Imagine that your doctor’s office is gutted by fire and all the patient files are destroyed. In an instant, it becomes clear just how important electronic medical records are to patient care.

Some legislators and doctors believe that electronic medical records (EMRs) can reduce the cost of providing health care by the billions — savings that can be passed on to patients. They can also streamline paperwork and catch billing errors.

But most importantly for you, the patient, is that an EMR can make health care safer and more efficient. These records contain information that your doctor will need quick access to in order to treat you; information such as your medical and personal history, prescriptions and drug allergies, medical tests and results, blood type, and doctor’s notes.

Aside from expediting routine medical care, an EMR is vital in an emergency, or in a situation where you cannot speak for yourself, for instance, if you’re unconscious. Also, a pharmacist can use an EMR to tell if any drug you’re using could interact with another drug you’re taking.

Despite the benefits, the implementation of EMRs in hospitals and other health facilities across the country is slow. In one survey published in the New England Journal of Medicine (NEJM) only four percent of doctors had a fully implemented EMR system, and 13 percent had a basic system. Another report indicates that only about 10 percent of hospitals have an EMR system.

The NEJM survey also revealed that doctors believe patient health care is much better when they use electronic health records. However, these doctors also believed that the main obstacle to using EMRs was financial. It’s a catch-22, because EMRs may save billions of dollars in the future, but require a substantial investment upfront.
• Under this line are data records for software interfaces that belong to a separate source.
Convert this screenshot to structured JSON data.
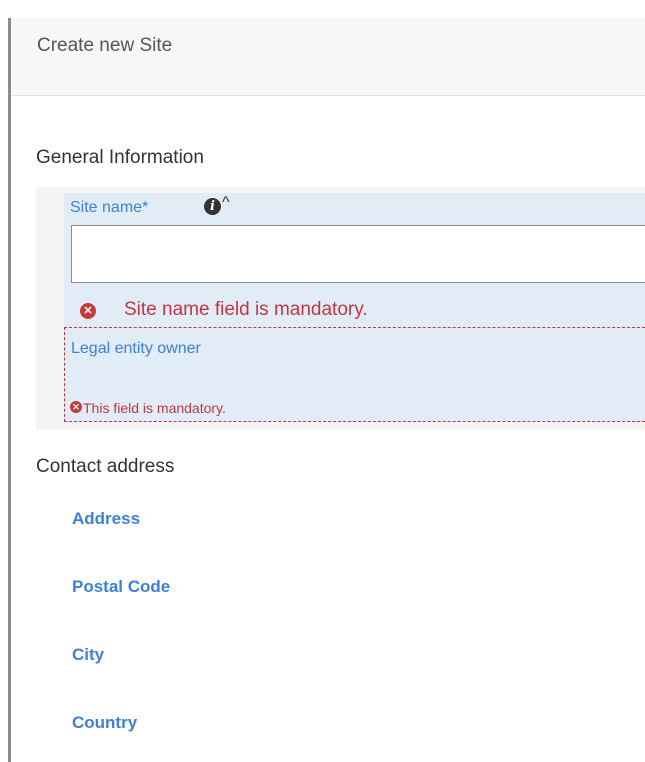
{
  "header": {
    "title": "Create new Site"
  },
  "general": {
    "heading": "General Information",
    "site_name": {
      "label": "Site name*",
      "value": "",
      "error": "Site name field is mandatory."
    },
    "legal_entity": {
      "label": "Legal entity owner",
      "error": "This field is mandatory."
    }
  },
  "contact": {
    "heading": "Contact address",
    "items": [
      "Address",
      "Postal Code",
      "City",
      "Country"
    ]
  },
  "icons": {
    "info": "info-icon",
    "caret": "caret-up-icon",
    "error": "error-circle-icon"
  },
  "colors": {
    "field_label": "#3e7fd9",
    "error": "#c0373f",
    "field_bg": "#e2ecf7"
  }
}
Another problem beside slow implementation is that there is no universal standard for EMRs. What they contain varies from state to state. Plus, doctors and insurance companies can decide which records they’ll keep, meaning that the records are not complete, which could put patient care at risk. Also, most systems are local, so if you live in Savannah, but you become ill while visiting an aunt in Phoenix, the hospital or doctor there won’t be able to access your information.
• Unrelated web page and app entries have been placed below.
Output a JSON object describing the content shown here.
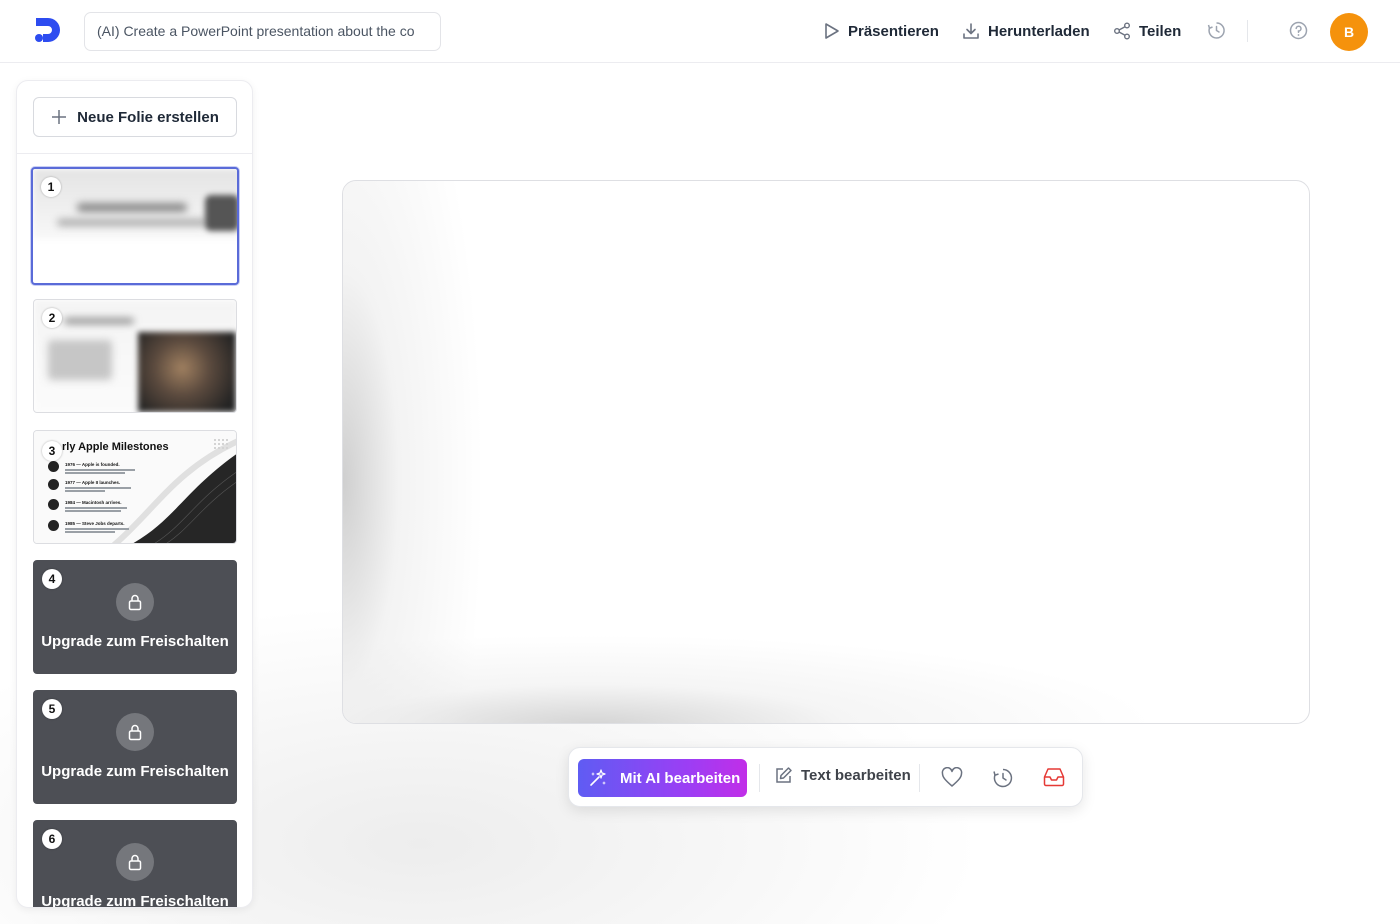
{
  "header": {
    "prompt_value": "(AI) Create a PowerPoint presentation about the co",
    "present_label": "Präsentieren",
    "download_label": "Herunterladen",
    "share_label": "Teilen",
    "avatar_initial": "B"
  },
  "sidebar": {
    "new_slide_label": "Neue Folie erstellen",
    "slides": [
      {
        "number": "1",
        "locked": false
      },
      {
        "number": "2",
        "locked": false
      },
      {
        "number": "3",
        "locked": false,
        "title": "rly Apple Milestones",
        "items": [
          "1976 — Apple is founded.",
          "1977 — Apple II launches.",
          "1984 — Macintosh arrives.",
          "1985 — Steve Jobs departs."
        ]
      },
      {
        "number": "4",
        "locked": true,
        "lock_label": "Upgrade zum Freischalten"
      },
      {
        "number": "5",
        "locked": true,
        "lock_label": "Upgrade zum Freischalten"
      },
      {
        "number": "6",
        "locked": true,
        "lock_label": "Upgrade zum Freischalten"
      }
    ]
  },
  "toolbar": {
    "ai_edit_label": "Mit AI bearbeiten",
    "text_edit_label": "Text bearbeiten"
  },
  "colors": {
    "accent": "#5f5cf3",
    "avatar": "#f5920c",
    "locked_bg": "#4d4f55",
    "selected_border": "#5a6bd8"
  }
}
Privacy is another big factor. Medical identity theft is increasing, and in the past, patients’ health information has been compromised by security breeches in hospitals and insurance companies. Despite the Health Information Portability Accountability Act, which sets standards for how health info is shared electronically, privacy remains an issue. Even a plan by President Barack Obama to ensure that EMRs are computerized within five years is facing the privacy hurdle.
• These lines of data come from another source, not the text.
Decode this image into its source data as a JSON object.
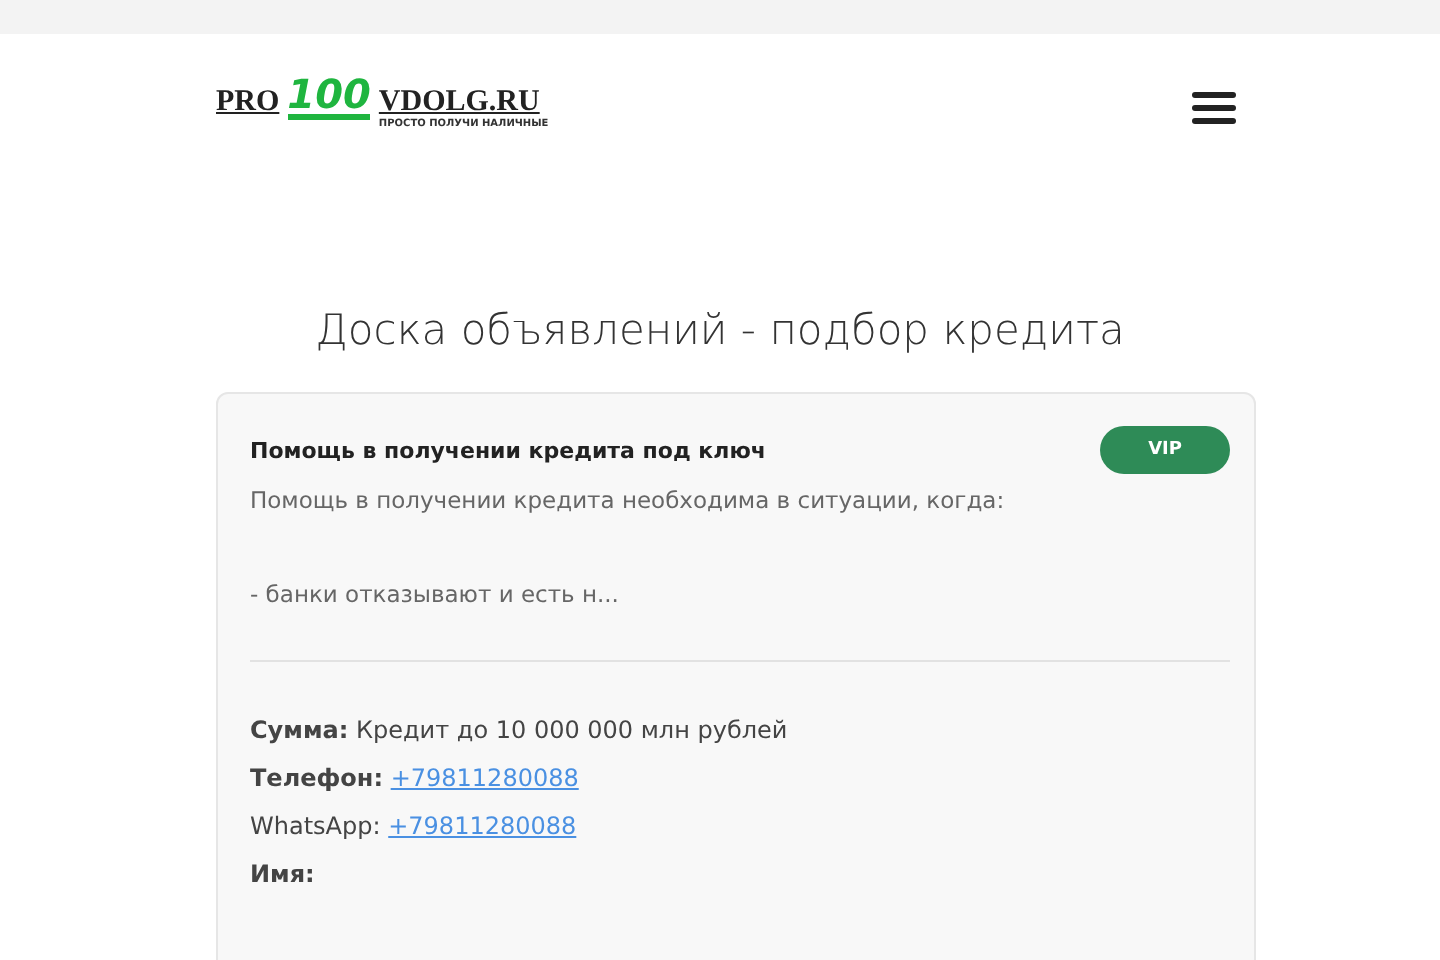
{
  "logo": {
    "left": "PRO",
    "number": "100",
    "right": "VDOLG.RU",
    "tagline": "ПРОСТО ПОЛУЧИ НАЛИЧНЫЕ"
  },
  "heading": "Доска объявлений - подбор кредита",
  "listing": {
    "title": "Помощь в получении кредита под ключ",
    "badge": "VIP",
    "description": [
      "Помощь в получении кредита необходима в ситуации, когда:",
      "- банки отказывают и есть н..."
    ],
    "fields": [
      {
        "label": "Сумма:",
        "bold": true,
        "kind": "text",
        "value": "Кредит до 10 000 000 млн рублей"
      },
      {
        "label": "Телефон:",
        "bold": true,
        "kind": "link",
        "value": "+79811280088"
      },
      {
        "label": "WhatsApp:",
        "bold": false,
        "kind": "link",
        "value": "+79811280088"
      },
      {
        "label": "Имя:",
        "bold": true,
        "kind": "none"
      }
    ]
  }
}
How to protect yourself
• Keep your own personal health record (PHR). Some online companies, including Microsoft’s, allow you to store a PHR online. Despite encryption technology, security is still a concern for many in the health industry and government. You can keep your own copy in a fireproof-waterproof storage file at home, or in a safe deposit box. Just remember to update it regularly.
• Get a copy of your EMR every year. These records rely on human data input and mistakes can happen. For instance, a health professional could incorrectly enter drug names or test results. Review yours each year and speak to your doctor about any errors.